WW2 Japanese Naval Officer's Kai Gunto (sold)
A captured (not surrendered) late WW2 Japanese naval kai gunto
with special mei and good provenance.
A late war, circa 1944, Japanese naval officer's kai gunto with
interesting / debated mei and provenance. You can tell it is late
war because the tsuka (handle) has black pitch / paint, not rayskin
under the "ito" bindings, as the Japanese suffered terribly
sourcing raw materials for their failing war effort. I bought this
sword from a family whose father W.J. Carbines served on HMS Renown
which helped pin what was left of the Japanese Army and Fleet in
Indonesia. They think their father may have got the sword at or
after the surrender in Singapore, but that does not explain the
sword knot / tassel as these were removed by surrendering officers.
Almost certainly he took this from a Japanese naval officer in Java.
Yes, I know the sword knot / tassel is wrongly tied to the scabbard,
but that is how the Carbine family say it always was. As you can
see the metal sarute (sword knot) loop is missing, so the officer
may have tied it to the Obi-tori scabbard suspension rings, or this
may have been done later by W.J. Carbines.
The tang is interestingly signed and stamped. It has the Toyokawa
Naval Arsenal stamp of an anchor within a circle, but it also has

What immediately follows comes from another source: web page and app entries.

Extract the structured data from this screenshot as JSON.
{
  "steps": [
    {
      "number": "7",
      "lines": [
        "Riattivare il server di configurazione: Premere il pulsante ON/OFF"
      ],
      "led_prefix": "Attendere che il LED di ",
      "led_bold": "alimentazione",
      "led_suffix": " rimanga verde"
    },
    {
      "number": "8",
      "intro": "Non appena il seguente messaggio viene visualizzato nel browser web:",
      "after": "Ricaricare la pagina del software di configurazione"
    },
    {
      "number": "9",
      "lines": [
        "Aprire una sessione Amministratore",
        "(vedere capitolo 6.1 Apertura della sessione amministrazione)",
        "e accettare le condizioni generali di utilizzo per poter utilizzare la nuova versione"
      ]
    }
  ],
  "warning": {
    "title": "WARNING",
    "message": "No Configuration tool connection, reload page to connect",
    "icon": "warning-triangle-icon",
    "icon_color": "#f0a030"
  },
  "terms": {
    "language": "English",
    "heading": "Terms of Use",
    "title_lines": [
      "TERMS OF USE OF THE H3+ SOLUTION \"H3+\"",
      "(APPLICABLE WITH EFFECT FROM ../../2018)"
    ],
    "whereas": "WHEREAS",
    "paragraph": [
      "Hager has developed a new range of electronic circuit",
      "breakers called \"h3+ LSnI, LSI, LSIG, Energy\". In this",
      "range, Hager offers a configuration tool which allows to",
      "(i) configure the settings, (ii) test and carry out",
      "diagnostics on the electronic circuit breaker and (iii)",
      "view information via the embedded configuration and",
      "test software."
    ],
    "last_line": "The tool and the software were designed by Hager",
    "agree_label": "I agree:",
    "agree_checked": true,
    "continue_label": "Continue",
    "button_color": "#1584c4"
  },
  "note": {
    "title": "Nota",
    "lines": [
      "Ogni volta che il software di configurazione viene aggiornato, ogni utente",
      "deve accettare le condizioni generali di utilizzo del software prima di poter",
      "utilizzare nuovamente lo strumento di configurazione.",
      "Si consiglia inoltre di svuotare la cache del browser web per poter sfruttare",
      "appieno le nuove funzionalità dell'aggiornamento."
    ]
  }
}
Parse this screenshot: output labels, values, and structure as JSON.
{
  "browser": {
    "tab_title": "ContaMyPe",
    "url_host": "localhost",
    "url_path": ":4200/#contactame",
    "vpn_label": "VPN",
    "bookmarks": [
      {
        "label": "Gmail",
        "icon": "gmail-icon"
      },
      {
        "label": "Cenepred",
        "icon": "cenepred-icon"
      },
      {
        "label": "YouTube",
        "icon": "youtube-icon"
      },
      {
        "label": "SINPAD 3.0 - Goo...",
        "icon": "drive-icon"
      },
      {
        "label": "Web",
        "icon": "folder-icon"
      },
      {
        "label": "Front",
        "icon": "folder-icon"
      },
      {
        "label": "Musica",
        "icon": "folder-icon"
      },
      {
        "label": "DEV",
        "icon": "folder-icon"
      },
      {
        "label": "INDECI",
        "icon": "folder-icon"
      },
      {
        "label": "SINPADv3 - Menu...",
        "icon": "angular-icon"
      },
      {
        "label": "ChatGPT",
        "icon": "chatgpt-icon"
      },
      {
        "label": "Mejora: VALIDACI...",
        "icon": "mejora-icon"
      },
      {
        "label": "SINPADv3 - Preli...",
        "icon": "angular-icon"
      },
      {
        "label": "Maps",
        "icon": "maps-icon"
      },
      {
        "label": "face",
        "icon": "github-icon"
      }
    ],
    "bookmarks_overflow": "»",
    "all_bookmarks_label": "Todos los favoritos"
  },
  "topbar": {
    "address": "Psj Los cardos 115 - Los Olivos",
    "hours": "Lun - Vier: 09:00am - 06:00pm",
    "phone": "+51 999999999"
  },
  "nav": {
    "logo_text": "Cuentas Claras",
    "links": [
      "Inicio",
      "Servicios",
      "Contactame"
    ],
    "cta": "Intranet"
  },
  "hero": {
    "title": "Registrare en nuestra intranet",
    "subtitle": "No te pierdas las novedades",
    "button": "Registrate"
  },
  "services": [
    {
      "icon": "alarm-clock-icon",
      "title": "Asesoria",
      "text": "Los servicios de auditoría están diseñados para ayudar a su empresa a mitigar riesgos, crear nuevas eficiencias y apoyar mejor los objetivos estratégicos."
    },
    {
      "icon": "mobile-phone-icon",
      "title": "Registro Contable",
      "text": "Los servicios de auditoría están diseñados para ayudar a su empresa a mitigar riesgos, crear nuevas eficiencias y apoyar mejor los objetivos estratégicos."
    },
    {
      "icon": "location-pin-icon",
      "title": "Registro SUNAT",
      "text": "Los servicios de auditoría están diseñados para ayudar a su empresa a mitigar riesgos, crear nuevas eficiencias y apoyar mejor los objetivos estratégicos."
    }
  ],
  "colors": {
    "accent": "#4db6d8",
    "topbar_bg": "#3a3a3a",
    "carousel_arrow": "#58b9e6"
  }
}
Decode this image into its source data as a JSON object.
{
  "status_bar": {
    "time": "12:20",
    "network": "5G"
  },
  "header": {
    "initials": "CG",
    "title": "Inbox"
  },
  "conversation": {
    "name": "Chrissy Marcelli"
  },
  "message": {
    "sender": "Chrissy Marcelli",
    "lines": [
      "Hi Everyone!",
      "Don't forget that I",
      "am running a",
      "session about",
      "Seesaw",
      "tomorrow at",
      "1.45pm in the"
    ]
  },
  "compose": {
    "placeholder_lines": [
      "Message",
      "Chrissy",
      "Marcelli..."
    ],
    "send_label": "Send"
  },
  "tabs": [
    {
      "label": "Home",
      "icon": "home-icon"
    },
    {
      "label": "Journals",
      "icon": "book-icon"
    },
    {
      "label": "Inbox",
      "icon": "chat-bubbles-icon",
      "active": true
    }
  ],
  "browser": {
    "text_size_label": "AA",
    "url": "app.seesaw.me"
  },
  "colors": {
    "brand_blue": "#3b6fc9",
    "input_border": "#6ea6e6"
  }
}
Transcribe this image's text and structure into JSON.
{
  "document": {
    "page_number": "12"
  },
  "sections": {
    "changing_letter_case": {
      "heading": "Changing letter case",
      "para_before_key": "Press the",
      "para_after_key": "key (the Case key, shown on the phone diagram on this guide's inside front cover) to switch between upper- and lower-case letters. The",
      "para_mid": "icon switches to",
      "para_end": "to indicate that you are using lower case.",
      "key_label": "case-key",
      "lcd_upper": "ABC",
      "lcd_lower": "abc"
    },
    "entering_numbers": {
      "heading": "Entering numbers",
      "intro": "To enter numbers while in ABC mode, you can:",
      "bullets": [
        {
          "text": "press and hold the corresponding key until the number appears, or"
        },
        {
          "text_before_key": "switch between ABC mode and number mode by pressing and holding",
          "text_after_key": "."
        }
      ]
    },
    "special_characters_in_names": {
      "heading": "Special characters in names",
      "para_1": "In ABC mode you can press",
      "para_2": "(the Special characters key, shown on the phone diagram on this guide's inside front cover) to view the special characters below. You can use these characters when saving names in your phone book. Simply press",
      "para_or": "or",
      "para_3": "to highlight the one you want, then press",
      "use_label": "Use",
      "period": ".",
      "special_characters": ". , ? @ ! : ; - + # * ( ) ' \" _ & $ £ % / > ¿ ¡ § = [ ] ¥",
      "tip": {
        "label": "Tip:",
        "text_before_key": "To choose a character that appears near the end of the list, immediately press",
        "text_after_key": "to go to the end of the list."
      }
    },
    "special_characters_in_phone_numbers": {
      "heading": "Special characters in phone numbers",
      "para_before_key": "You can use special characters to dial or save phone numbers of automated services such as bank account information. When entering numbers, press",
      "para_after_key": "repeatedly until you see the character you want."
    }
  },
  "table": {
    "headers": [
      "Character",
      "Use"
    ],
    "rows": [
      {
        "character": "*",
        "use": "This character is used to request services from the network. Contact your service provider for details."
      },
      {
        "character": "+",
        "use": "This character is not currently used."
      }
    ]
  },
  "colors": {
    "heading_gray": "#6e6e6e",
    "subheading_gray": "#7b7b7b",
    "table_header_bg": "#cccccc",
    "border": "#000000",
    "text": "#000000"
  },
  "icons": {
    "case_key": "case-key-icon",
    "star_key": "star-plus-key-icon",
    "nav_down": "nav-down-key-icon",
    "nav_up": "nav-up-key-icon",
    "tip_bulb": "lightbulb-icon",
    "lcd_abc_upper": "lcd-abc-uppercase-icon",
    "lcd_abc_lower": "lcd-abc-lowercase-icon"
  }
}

the stamp for "That one" under the arsenal stamp. This
has been found on several naval kai gunto and is believed to certify
authenticity; the trouble is authenticity of what?! The name signed
to the blade is "Inanami" or "Inaba"; most experts
believe it is the later, but no-one seems sure as to who or what
Inaba is! This three character signature is only found on naval
kai gunto with the "That one" stamp. Some people believe
it is the work of blade maker Inaba Kaneyoshi, while others believe
there is a connection with either Mount Inaba or the Inaba Shrine.
In any event, there is a lot of research potential for someone with
The 26 5/8 inch blade makes it a true katana (rather than a wakizashi).
The blade is firm and in very good condition, a few marks here and
there, with a clear straight hamon. Everything is firm and in good
order though, as stated, the sarute loop (a small piece of metal
commonly available if you want to buy a replacement) is missing.
The saya / scabbard is rayskin, a little aged as you would expect
but overall good. These are such rare swords (as most went to the
bottom of the ocean) and this is such an interesting one. Further
/ full sized pictures available upon request. Item reference number